Thandi Msiska, a black undergraduate student and research assistant at the U, said the amount of money allocated to SLCPD is abhorrent and embarrassing.
Msiska acknowledged the council advocated for Pride Month, but said by enacting the curfew, militarizing the police and allocating $84 million to SLCPD, they are disgracing the black trans woman, Marsha P. Johnson, who led the Stonewall riots.
“The world is watching, literally. Why are there swarms of officers dressed like they’re about to go to World War Three? And who are they fighting?

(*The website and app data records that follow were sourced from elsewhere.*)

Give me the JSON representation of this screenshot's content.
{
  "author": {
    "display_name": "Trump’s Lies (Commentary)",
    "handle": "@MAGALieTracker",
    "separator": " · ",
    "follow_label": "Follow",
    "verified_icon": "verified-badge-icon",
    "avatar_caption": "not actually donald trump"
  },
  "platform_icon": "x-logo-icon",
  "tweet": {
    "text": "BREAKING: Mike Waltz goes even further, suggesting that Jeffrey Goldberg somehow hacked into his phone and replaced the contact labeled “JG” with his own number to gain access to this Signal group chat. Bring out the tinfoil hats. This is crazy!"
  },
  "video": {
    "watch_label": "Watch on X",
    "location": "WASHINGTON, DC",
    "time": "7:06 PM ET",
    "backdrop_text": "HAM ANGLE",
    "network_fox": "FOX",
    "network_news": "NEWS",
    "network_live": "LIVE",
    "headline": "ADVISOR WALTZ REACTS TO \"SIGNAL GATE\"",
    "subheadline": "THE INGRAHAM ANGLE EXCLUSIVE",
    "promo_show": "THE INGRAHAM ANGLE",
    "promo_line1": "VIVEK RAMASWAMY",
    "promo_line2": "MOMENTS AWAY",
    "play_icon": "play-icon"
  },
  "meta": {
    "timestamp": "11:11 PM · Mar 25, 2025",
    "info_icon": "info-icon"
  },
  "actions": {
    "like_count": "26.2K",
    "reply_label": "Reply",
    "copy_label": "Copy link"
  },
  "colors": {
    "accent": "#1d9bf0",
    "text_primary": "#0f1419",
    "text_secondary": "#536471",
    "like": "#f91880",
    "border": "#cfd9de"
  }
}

It is clear that police officers in downtown Salt Lake are not there to protect people,” Msiska said.
Others highlighted that a curfew forces a confrontation between peaceful protests and police, it targets lower-income residents who may work graveyard shifts and could hurt black and brown people who are unaware of the curfew.
“I feel like this curfew is a way to continue to oppress black individuals in an attempt to avoid addressing the problem of police brutality and I quite frankly am pretty outraged by this. I demand that the curfew be lifted,” said Mackenzie Bledsoe, a SLC resident of District 7.
The American Civil Liberties Union of Utah posted on their Instagram that they felt the curfew was a violation of people’s constitutional rights and they would pursue steps to protect First Amendment rights of residents.
On Wednesday, June 3, Mendenhall tweeted she lifted the weeklong curfew which was enacted on June 1 after facing massive backlash from SLC residents. The curfew was lifted after two days of peaceful protests.
Mendenhall announced in a tweet she had signed the Obama’s Foundation commit to Action Pledge, which she said would make a review of force policies in an attempt to be transparent with the public.
After hearing all comments past midnight, council members unanimously motioned to postpone voting on the budget, which was frequently discussed to a future meeting.